John Piper has defended the controversial Nashville Statement on sexuality and warned that the "day is long gone in America where it is possible to be publicly faithful as a Christian to the truth of God and not be excoriated."
During a podcast posted on the desiringGod.com website, Piper addressed some of the criticisms the statement - which reinforces the belief that marriage is between a man and a woman and that approval of "homosexual immorality" is sinful - has received.
The theologian contended that the world will always "see all the statements, all the articles, all the preaching about human sexuality today as politically motivated," even when that's not the case.
"There will always be people who twist what you say to have connotations and implications that you don't want them to have, and you didn't intend," he said, explaining that in the New Testament, critics continually twisted the preaching of both Jesus and Paul.
"If someone thinks that there's a way to preach and write and make statements and do anything else in public that presents the pearls of biblical truth without encountering in social media and other ways a thousand angry critics, they're just naïve. It cannot be done."
"Let me say this as strongly as I know how," he continued. "The day is long gone in America where it is possible to be publicly faithful as a Christian to the truth of God and not be excoriated."
Piper also addressed whether the Nashville Statement divides conservatives and their "liberal, unbelieving neighbors" even further, contending that "nothing has been added to what separates Bible-believing people from non-Bible-believing people.
"I will just appeal (this is really a personal appeal, so take it for what it's worth, and I hope folks who are resistant to the Nashville Statement for various reasons will at least listen carefully) to those whose method of evangelism - or 'being missional' as we say today - includes the effort to conceal offensive biblical things about the pearl of the Christian life," he said. "Those folks may not only be missing golden opportunities for biblical witness, precisely because offensive things are out in the public, but they may also be abandoning the way Jesus and the Apostles did their public ministry."
Piper urged supporters of the Nashville Statement to "insightfully and creatively and courageously" engage with those "fuming" against the statement and point them to the truth.

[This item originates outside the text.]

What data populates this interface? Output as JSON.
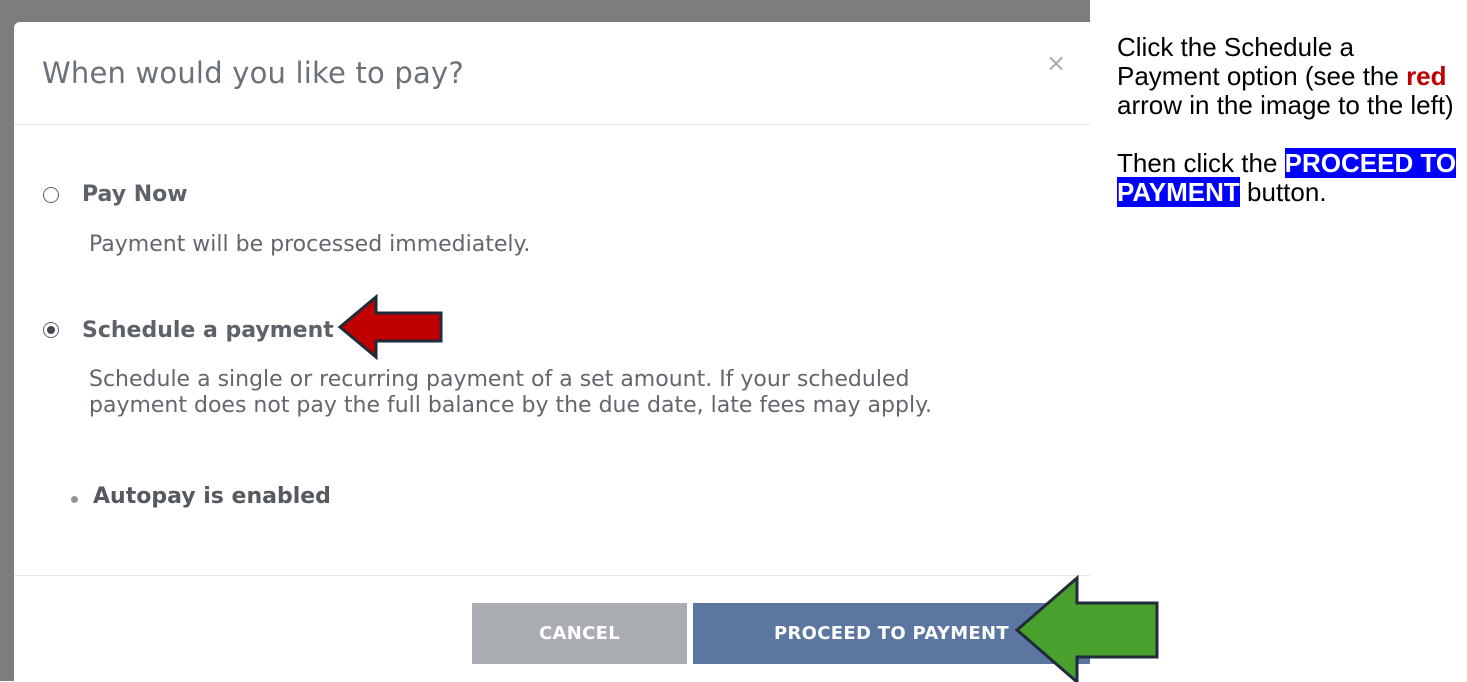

"The real challenge is not to make Jesus look beautiful by hiding some of His cherished convictions. The real challenge is to trace all His views, including His most offensive ones, back to the beautiful root of this person and up to the beautiful flower of His glory and His purpose is for all of mankind. That's the challenge we may be missing by huffing and puffing about how controversial things are," he wrote.
Piper is among a number of influential pastors and leaders who signed the statement, including Southern Baptist pastor Jack Graham, Family Research Council President Tony Perkins, Focus on the Family founder James Dobson, President, Ethics & Religious Liberty Commission Russell Moore, and dozens of others.
Each of the Nashville Statement's 14 beliefs - covering a range of issues from sex outside of marriage to gender identity - include one sentiment the signers affirm and one they deny. Six of beliefs specifically mention the words or phrases "homosexual," "transgender" or "sexual attraction for the same sex."
For example, it affirms that "homosexual immorality or transgenderism" is a "departure from Christian faithfulness" and it is not an issue which "otherwise faithful Christian should agree to disagree."
Additionally, it denies that "God has designed marriage to be a homosexual, polygamous, or polyamorous relationship" and that "marriage is a mere human contract rather than a covenant made before God."